Well,at last,I have my review made.Sorry for being late(this was supposed to be an introduction…),I hope you’ll enjoy it.
hey,is there anybody to comment and discuss the film??Come on,I had exams today morning,so I couldn’t write my introduction yesterday,but it’s ready now!!
I dont have much to say that I have not already said.
I think QT was obviously influenced (but with 1/80th of talent).
I love westerns and this is a great addition to the genre, what makes this one stand out for u above the others in the trilogy, did Leone work with Wayne?
I’m going to be a little late. Still need to watch the movie!
-anyone else feel it was too long-

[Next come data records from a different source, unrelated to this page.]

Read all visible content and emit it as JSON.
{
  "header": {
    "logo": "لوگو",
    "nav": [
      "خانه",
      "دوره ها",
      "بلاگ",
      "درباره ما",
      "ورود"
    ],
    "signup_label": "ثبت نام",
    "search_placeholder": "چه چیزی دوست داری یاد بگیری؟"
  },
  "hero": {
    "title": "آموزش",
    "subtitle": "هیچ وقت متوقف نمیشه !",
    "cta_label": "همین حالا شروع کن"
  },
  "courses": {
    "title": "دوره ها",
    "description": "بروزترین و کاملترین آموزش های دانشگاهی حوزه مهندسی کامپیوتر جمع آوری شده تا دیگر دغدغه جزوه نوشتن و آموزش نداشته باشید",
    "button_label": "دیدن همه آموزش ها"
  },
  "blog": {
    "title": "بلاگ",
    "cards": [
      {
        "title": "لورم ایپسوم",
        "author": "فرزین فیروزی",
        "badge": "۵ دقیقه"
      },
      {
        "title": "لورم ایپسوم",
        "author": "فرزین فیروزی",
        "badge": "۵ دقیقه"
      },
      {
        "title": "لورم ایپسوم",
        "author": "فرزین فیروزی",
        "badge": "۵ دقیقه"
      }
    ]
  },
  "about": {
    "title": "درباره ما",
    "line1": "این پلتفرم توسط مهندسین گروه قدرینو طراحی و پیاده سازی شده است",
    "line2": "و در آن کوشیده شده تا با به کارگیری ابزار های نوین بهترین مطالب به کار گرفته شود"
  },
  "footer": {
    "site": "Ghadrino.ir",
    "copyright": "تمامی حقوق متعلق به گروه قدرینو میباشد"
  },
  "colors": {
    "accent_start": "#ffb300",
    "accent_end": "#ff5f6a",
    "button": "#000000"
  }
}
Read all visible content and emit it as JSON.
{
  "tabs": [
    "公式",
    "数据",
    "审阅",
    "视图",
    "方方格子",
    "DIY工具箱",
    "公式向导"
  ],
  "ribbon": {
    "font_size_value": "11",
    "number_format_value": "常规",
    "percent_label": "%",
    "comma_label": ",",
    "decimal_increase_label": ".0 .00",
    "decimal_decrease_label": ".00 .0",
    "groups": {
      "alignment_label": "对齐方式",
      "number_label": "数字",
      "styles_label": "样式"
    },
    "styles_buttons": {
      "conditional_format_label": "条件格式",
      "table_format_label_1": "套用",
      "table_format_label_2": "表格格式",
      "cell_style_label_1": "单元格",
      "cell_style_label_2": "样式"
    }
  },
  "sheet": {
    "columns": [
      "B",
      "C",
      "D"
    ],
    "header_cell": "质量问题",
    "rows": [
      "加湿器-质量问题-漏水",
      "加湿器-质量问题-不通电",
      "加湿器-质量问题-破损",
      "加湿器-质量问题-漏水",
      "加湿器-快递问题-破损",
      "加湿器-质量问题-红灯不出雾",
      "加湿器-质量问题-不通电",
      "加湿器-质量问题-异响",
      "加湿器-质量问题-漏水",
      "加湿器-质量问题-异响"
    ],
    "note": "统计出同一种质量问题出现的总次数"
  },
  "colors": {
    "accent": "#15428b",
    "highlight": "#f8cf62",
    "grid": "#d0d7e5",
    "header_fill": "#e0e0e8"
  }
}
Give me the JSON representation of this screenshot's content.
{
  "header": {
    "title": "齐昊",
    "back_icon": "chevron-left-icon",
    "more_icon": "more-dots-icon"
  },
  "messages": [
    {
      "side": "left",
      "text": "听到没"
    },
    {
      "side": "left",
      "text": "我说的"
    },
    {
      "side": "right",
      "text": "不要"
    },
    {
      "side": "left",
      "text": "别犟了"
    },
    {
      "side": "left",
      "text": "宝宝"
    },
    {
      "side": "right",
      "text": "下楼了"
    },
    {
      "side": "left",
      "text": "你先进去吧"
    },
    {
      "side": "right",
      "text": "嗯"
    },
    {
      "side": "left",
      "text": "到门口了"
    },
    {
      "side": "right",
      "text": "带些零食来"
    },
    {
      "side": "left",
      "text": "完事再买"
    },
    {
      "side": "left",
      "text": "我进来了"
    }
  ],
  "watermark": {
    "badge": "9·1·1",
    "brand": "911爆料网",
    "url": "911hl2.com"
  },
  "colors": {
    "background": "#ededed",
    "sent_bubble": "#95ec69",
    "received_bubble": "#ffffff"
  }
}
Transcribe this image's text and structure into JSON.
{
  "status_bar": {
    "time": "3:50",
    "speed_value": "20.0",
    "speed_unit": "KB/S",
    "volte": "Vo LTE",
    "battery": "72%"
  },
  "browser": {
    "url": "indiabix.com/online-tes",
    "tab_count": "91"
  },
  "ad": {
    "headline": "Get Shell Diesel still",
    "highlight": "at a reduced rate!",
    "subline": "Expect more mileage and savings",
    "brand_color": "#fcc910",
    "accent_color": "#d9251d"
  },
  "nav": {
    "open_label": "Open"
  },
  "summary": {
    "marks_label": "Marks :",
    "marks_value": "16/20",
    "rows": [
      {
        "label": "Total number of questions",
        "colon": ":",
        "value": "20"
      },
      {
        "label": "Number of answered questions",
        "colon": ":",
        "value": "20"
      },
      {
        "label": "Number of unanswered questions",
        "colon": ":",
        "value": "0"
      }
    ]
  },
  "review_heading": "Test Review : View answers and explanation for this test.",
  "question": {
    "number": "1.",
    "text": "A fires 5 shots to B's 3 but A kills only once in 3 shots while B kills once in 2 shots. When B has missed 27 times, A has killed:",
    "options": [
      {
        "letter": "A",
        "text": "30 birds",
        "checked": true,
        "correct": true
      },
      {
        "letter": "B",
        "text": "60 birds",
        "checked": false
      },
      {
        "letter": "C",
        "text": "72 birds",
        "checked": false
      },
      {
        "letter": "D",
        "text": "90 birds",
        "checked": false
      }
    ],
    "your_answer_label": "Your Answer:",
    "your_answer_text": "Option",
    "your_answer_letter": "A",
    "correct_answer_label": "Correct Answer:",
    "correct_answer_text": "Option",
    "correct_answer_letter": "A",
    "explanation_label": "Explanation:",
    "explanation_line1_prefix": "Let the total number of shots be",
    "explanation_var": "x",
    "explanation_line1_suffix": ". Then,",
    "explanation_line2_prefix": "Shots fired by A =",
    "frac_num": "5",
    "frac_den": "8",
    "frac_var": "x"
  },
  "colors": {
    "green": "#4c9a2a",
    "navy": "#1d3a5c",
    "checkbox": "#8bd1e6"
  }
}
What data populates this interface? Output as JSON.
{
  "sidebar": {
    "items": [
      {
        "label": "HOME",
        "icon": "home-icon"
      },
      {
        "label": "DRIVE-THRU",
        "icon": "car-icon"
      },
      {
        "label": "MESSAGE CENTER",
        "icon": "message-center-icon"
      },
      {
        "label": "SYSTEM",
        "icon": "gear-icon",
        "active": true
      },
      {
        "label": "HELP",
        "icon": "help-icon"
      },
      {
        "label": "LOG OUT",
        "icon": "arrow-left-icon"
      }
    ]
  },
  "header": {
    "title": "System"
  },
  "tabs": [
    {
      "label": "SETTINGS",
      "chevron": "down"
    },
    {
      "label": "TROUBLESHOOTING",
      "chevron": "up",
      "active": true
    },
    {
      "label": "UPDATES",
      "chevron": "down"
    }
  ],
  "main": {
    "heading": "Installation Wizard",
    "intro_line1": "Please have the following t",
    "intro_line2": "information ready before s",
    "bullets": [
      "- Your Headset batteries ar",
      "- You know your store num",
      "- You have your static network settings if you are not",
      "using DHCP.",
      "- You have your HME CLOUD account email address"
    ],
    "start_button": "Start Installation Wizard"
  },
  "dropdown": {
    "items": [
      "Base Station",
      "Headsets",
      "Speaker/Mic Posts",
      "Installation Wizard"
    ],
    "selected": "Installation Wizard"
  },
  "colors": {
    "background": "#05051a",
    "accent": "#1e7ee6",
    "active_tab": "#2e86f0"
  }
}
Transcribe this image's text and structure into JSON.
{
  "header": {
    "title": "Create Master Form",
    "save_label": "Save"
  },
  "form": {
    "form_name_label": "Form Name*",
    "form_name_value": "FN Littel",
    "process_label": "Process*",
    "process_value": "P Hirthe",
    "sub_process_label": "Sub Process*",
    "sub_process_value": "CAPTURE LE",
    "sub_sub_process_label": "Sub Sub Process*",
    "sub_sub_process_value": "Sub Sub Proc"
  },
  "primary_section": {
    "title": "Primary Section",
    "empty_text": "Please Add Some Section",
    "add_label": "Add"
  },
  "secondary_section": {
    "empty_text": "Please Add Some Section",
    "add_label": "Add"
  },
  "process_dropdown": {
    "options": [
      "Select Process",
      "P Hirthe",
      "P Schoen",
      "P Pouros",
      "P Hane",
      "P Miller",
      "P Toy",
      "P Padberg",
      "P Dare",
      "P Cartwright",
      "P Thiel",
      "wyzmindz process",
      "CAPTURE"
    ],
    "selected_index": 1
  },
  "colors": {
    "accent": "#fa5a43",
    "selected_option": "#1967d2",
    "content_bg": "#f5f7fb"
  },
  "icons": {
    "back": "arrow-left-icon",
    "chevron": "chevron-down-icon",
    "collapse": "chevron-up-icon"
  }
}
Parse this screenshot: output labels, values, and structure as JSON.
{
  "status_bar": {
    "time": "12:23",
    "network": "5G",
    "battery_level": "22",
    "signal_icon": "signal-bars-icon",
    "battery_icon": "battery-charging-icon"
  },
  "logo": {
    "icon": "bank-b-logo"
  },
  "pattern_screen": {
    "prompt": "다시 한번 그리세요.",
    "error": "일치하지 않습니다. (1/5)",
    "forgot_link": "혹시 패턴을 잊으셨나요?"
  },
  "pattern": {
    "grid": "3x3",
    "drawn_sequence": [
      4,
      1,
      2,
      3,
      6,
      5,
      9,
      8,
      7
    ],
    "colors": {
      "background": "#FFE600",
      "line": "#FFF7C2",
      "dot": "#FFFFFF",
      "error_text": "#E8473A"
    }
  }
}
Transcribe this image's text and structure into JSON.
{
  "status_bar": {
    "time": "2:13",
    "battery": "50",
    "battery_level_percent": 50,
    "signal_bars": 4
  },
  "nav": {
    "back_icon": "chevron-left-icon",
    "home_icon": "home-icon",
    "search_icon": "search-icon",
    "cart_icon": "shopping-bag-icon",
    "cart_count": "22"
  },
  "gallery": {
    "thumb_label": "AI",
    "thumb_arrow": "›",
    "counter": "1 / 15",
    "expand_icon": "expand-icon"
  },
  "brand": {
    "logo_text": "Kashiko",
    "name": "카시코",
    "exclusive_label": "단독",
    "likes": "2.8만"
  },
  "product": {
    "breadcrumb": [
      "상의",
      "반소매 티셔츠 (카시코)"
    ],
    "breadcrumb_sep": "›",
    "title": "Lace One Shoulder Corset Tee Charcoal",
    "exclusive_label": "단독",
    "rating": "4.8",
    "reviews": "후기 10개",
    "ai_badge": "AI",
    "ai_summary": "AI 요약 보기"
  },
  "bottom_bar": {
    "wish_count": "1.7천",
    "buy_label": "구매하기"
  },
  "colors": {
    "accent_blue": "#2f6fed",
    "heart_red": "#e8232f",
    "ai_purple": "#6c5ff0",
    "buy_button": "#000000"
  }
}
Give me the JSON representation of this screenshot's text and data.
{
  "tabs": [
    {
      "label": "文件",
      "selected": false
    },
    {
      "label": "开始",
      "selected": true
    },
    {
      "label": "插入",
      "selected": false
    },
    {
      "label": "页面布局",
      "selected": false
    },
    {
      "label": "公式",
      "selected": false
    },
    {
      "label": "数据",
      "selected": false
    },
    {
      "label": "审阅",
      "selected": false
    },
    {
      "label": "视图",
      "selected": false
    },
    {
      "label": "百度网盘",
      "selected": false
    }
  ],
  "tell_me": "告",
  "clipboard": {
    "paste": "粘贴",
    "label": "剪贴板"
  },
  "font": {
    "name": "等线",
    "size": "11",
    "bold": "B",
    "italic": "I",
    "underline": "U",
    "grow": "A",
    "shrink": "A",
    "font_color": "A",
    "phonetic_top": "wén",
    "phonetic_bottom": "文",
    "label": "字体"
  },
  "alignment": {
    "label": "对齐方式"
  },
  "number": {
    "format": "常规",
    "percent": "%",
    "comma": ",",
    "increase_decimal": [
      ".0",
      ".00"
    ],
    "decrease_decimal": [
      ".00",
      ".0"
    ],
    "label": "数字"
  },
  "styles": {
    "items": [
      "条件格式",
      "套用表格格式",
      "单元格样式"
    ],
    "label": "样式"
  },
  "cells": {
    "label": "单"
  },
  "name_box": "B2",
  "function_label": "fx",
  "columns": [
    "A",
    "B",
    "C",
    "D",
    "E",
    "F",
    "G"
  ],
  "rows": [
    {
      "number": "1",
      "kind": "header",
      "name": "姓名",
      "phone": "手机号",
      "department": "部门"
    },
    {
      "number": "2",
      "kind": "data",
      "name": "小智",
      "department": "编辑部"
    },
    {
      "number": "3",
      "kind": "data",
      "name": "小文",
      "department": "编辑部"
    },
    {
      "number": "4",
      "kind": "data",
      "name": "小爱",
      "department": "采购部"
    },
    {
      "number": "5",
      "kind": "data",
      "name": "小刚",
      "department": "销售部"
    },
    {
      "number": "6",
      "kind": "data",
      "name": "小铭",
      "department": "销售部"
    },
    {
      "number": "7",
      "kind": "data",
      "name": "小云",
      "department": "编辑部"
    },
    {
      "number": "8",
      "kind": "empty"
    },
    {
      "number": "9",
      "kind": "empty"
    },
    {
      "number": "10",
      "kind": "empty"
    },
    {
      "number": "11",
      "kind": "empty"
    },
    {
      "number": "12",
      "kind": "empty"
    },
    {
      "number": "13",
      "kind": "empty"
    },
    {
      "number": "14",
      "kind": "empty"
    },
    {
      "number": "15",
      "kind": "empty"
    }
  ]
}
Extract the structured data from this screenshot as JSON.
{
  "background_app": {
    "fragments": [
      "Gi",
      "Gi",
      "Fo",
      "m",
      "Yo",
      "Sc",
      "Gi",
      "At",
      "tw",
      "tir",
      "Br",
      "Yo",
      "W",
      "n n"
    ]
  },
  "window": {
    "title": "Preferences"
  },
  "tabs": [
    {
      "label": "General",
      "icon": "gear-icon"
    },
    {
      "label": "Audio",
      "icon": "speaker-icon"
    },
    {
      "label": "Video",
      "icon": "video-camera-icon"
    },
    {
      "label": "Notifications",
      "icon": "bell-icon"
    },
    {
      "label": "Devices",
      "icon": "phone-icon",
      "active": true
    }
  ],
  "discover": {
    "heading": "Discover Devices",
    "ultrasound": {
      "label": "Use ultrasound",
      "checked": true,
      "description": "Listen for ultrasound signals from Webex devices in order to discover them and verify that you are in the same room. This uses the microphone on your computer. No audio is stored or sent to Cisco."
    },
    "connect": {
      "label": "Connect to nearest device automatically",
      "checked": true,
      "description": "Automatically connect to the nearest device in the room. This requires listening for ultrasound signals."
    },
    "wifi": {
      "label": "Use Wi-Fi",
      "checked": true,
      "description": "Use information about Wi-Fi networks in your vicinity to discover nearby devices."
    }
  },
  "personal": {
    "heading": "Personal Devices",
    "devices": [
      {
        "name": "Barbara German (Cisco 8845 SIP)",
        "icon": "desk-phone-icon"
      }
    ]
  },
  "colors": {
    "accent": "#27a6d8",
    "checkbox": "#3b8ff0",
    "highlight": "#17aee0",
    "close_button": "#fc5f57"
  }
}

One of the thing the film is doing is exaggerating some of the classical conventions of the Western by drawing them out in duration, so that’s part of why it may feel that way.
fun, artistic and poetic
MY FAVORITE FILM OF ALL TIME!!!
I could probably talk about it for a week straight, which almost makes it overwhelming to talk about it at all.
I think this film perfectly embodies my favorite word. “Contrast”. From the opening shots of an extreme long shot to a face stepping into the frame of an extreme close up, ever film technique in this film has its extremes put side by side for wonderful contrast. Extreme long shots to extreme close ups. Long takes to fast takes. Tense drawn out build ups of waiting to sudden and short bursts of violence. Fast moving camera shots to extreme static shots. Wild, carnal music to complete silence. Hilarious comic bits to heartwrenching bits of sorrow and fear.
Rarely in my opinion does a film warrant a running time of this length, but Leone fills this one up just perfectly. How someone could not be enthralled every from the very beginning shrieks and sounds of Morricone’s music to the very end is beyond me.
For you who said it is too long, which scenes would you dare to cut!?!?
I consider this Leone’s masterpiece. Come people call it cartoonish, but there’s nothing pejorative about this label if it’s done right. I love good cartoons. And if you look at Leone’s two westerns leading up to this you can see him perfecting his style up to this masterpiece. Once he created The Good, the Bad, and the Ugly, he had gone as far as he could go in the direction he was developing. After that he still made good films, but the political nature of them conflicted with the exciting “cartoonish” action style he had perfected. In some ways I wished he had left his politics out of it, but then again I’m also not sure what other direction he should have went, since there’s no way he could have topped The Good, the Bad, and the Ugly if he tried.
Does anyone know what this film is going up against in the first round?
The Man There Was
good story_some good shots_good Cinematography_An average film_ it was fun to watch